- Did you see the picture of my wife Karen on the front page of the Easter Sunday edition of The Charlotte Observer? Karen was taping your pictures on the pews of our Sanctuary. We have nearly 300 now taped on the pews of the Church and we would love to have many more. We want to fill the room with your pictures, so please take a selfie photo of you and yours and enjoy the fun making our Sanctuary space look full and vibrant. Here are your simple instructions: take a selfie (you and/or your family) and then email it to Beth Lynn with SELFIE PHOTO in the subject line.
This Sunday in Worship
I hope you’ll join us in worship at 9:30 am or 11:00 am on the 2nd Sunday of Easter. You can do so by clicking here.

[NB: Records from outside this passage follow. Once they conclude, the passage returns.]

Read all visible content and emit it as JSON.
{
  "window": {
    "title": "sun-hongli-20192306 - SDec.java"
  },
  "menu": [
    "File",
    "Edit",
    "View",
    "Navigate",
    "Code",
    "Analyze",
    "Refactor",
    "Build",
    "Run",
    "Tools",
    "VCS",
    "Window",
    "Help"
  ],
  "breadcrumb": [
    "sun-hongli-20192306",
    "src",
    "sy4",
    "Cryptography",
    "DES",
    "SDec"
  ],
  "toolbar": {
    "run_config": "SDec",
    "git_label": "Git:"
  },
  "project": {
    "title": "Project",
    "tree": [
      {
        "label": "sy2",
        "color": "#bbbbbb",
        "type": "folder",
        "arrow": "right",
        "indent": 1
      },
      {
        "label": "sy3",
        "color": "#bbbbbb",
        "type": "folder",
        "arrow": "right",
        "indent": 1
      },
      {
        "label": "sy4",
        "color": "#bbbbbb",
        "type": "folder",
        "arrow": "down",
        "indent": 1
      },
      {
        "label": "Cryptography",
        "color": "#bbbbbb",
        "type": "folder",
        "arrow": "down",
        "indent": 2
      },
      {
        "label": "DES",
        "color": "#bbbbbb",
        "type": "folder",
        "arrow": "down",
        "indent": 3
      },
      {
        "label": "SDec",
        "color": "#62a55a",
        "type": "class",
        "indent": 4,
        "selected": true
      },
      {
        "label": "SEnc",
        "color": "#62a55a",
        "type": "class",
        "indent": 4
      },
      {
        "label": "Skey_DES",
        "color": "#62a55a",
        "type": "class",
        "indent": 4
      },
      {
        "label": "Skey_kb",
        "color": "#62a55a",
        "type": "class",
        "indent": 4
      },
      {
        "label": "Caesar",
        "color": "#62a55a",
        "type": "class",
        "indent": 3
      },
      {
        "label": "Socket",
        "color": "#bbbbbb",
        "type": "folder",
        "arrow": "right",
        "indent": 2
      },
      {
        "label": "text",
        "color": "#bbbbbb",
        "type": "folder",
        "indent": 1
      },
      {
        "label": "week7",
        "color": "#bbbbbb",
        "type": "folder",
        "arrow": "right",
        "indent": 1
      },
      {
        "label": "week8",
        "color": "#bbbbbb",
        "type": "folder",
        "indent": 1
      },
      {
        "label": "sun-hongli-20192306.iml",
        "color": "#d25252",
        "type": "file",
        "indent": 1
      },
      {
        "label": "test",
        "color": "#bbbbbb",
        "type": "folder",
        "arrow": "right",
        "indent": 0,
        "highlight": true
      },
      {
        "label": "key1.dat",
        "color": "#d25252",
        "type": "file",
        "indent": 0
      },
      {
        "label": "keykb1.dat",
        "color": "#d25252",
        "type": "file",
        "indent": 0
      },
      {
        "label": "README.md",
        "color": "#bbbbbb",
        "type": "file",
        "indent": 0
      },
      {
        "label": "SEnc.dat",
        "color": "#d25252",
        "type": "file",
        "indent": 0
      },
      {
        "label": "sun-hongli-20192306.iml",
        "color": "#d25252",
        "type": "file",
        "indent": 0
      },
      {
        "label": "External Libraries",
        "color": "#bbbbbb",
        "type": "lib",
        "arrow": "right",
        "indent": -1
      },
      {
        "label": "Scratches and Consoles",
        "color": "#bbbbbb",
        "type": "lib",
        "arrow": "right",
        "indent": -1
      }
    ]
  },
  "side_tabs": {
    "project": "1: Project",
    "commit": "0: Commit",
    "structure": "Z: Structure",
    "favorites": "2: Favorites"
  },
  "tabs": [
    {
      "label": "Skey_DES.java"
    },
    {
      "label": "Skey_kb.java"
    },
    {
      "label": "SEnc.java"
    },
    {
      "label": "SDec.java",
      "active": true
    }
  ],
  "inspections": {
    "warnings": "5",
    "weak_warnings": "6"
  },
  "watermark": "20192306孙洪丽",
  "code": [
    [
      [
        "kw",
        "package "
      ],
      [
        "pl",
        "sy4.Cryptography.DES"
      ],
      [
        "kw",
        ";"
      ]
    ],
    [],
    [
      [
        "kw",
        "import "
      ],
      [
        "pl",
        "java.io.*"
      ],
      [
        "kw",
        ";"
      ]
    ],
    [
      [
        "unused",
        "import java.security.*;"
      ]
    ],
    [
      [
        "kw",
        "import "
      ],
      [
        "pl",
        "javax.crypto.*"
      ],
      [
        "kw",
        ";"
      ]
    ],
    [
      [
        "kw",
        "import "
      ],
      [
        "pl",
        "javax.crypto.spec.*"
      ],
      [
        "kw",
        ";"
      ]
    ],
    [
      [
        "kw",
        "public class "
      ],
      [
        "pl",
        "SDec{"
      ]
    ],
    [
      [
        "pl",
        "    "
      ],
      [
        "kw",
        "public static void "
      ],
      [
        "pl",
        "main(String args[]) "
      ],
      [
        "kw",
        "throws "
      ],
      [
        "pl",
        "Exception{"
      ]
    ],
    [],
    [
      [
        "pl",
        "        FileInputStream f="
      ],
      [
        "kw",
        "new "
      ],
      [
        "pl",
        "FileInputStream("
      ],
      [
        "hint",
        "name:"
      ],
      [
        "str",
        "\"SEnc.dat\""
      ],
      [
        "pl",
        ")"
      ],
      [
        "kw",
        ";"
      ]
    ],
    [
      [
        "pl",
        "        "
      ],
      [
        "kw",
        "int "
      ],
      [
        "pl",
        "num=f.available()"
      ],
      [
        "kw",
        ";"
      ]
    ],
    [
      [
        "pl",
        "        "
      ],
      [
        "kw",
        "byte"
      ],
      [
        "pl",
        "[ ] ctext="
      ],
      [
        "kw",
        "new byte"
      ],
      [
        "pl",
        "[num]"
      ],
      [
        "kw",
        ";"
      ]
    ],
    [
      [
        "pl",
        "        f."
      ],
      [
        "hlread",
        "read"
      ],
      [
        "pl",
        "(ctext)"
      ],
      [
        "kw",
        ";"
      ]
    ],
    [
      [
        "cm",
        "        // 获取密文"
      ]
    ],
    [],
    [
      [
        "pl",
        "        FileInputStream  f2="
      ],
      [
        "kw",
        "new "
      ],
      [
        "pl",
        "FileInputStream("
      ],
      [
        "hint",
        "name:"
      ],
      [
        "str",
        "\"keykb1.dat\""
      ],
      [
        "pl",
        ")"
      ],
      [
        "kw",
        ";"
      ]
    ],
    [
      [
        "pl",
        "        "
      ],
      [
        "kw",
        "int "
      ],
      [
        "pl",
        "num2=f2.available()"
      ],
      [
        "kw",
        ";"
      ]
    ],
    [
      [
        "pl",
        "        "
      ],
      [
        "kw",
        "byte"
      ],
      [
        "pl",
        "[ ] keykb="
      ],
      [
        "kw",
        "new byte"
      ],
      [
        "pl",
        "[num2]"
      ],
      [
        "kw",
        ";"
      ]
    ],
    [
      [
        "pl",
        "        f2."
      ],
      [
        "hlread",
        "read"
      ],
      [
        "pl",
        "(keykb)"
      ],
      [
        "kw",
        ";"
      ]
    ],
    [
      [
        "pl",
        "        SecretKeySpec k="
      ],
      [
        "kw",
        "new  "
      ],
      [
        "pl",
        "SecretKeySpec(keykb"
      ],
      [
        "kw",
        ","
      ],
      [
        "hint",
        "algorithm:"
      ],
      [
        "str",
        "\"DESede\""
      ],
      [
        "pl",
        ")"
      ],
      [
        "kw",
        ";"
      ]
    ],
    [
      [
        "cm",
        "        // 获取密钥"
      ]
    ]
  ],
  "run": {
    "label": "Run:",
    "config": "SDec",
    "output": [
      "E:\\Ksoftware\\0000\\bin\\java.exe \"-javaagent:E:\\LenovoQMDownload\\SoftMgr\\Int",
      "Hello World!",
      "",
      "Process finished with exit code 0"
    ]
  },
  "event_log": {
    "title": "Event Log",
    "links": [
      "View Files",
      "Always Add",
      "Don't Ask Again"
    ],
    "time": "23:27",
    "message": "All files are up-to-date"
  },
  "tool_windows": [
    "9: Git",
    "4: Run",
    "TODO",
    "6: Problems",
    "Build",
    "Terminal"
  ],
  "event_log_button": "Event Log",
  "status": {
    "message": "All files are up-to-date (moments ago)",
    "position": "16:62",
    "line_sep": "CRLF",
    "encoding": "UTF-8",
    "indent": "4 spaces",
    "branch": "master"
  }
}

There is an old Creed that says, God was literally hell-bent on love. Nothing – not death, not abandonment, not violence, not human arrogance or ignorance or fear, not Hell itself – could stop the love. What’s a global pandemic or a crumbling economy or a shattered heart got to say to that?
I’ve always loved these words from Teresa of Ávila:
God is always there, if you feel wounded. He kneels
over this earth like
a divine medic…
I love this picture of the divine medic, kneeling over this virus-riddled earth, a divine medic healing us. God is always there. Love is always there. Always.
Always going forward,
Dr. Charles (Chuck) W. Wilson II
Did you know our Easter Worship Services have been viewed over 2200 times on YouTube?
Did you know Julia Sain is interpreting through sign language our services via FaceTime for Suzanne and Bob Schilling?
Did you know that our Stephen Ministers are ready to provide you with confidential, one-to-one, Christian care and support to help you get through a tough time. So don’t keep it all inside and struggle alone through these unusual times. Contact our Stephen Ministry Team by contacting Carolyn Perlman at 704-293-1063.
Did you know John Woodall, our Band Leader for the 9:30 hour of worship is singing at United: A Remembrance Program on April 30, a virtual event remembering the shooting last year at UNCC. The event pays tribute to Reed Parlier and Riley Howell, and honors all the students in the classroom that day of the shooting.